To anyone who has taken a cursory look at an English-language bookstore in Istanbul, the name John Freely will be familiar. Known affectionately as “the memory of Istanbul”, Freely was one of those cross-cultural wonders who flourish in Istanbul’s fertile atmosphere.
Born in the 1920s to two Irish immigrants in New York, Freely dropped out of school at age 17 to serve with the US Navy in the final years of World War II. However, he was a curious and motivated young man, educating himself with travel and history books from the public library. After the war, he entered Iona College thanks to the GI Bill and then earned a PhD in physics at New York University and continued his postgraduate studies at Oxford University.
A formative moment in Freely’s later love for Istanbul came from an old book in his grandmother’s attic in Ireland. Freely’s great-grandfather had brought this book back from Istanbul where he had been stationed during the Crimean War. The engravings of minarets perched on the seven hills of Istanbul bewitched the young man’s imagination, planting a seed that would bear great fruit.

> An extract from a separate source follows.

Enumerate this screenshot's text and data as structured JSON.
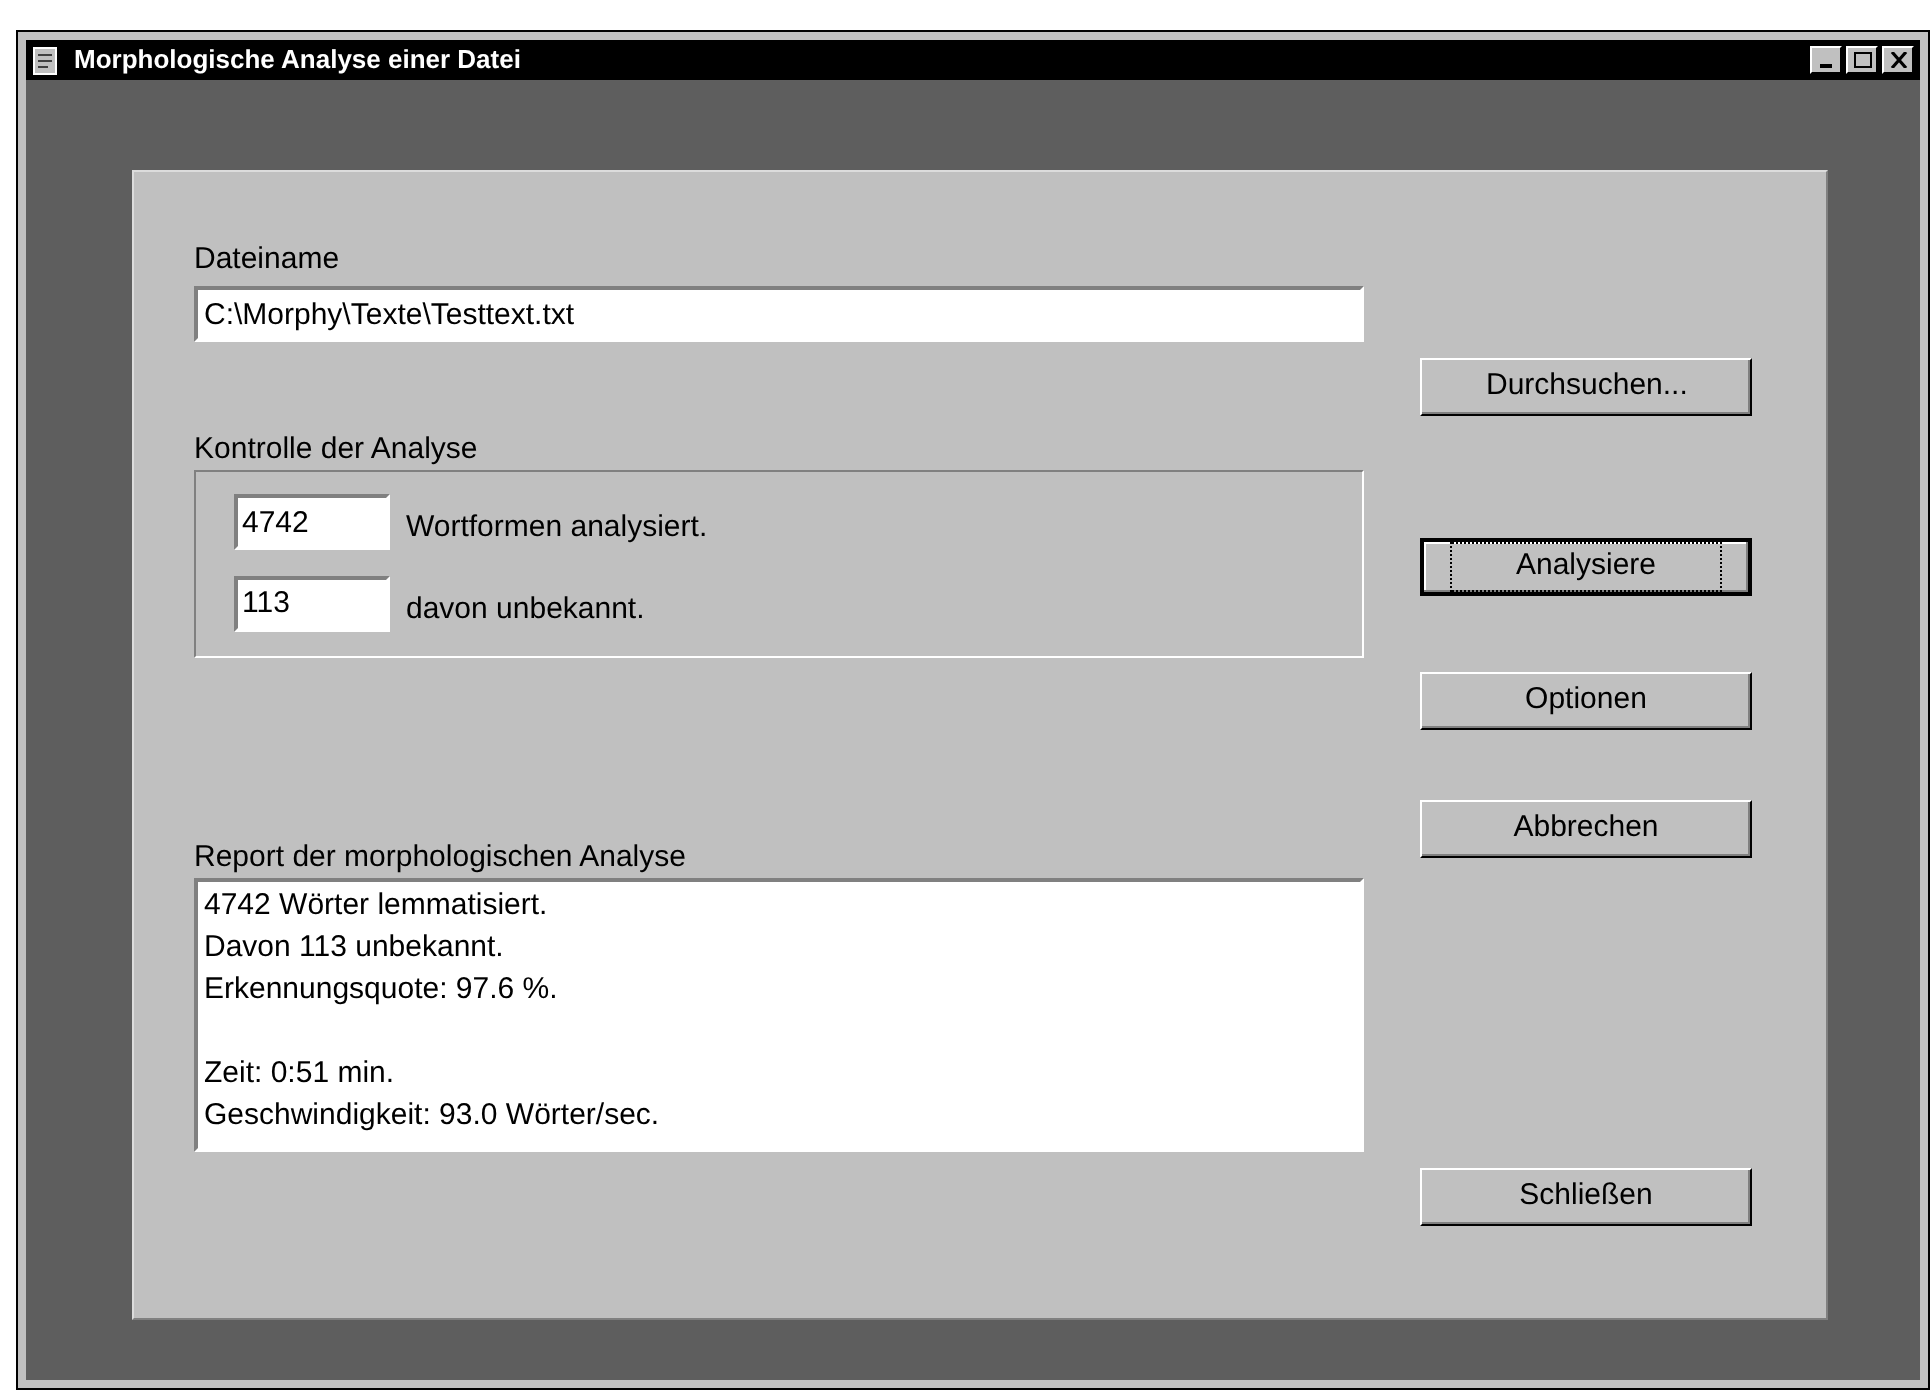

When the opportunity came to teach at Istanbul’s Boğaziçi University—the first American university founded outside of the United States—Freely jumped on it. This was the start of Freely’s Istanbul explorations, which he carried out with tireless consistency, walking every street of Beyoğlu and Fatih, researching the history of every house, mosque, fountain, tomb, and church. Freely’s 1972 classic Strolling Through Istanbul: A Guide to the City reflects his own walks through the old city, encouraging travelers to get outside, off the typical tourist trails, and discover the storied nooks and crannies around every corner.
Freely also had a knack for picking idiosyncratic and little-known characters from Istanbul’s history and turning their lives into history books that could have been novels. One of these, Jem Sultan: The Adventures of a Captive Turkish Prince in Renaissance Europe, recounts the life of pretender to the Ottoman sultanate Cem Sultan, who stood against Sultan Bayezid II and ended up in the curious position of being protected by the pope in Rome. Another is The Lost Messiah: In Search of the Mystical Rabbi Sabbatai Sevi, tracing the biography of the seventeenth-century rabbi who claimed to be the messiah and then converted to Islam along with some of his disciples who formed the ethnically Jewish but religiously Muslim community known as Dönme.
Spending so many days pounding Istanbul’s streets for hidden stories, Freely gained a wealth of knowledge on the past and present city that few foreigners, or locals for that matter, could possess. One of Freely’s lesser-known but quite charming books is Stamboul Sketches: Encounters in Old Istanbul, which collects bits and pieces that were too eccentric to fit into his previous books. Subjects include the city’s street cats and their relationship with human residents, wandering dervishes and forgotten Sufi lodges, the folk singers known as aşık, the strange names given to seasonal winds in the traditional Turkish calendar, the items on sale in the city markets, the shape of headstones in cemeteries, and the calculation of Ramadan according to the lunar calendar.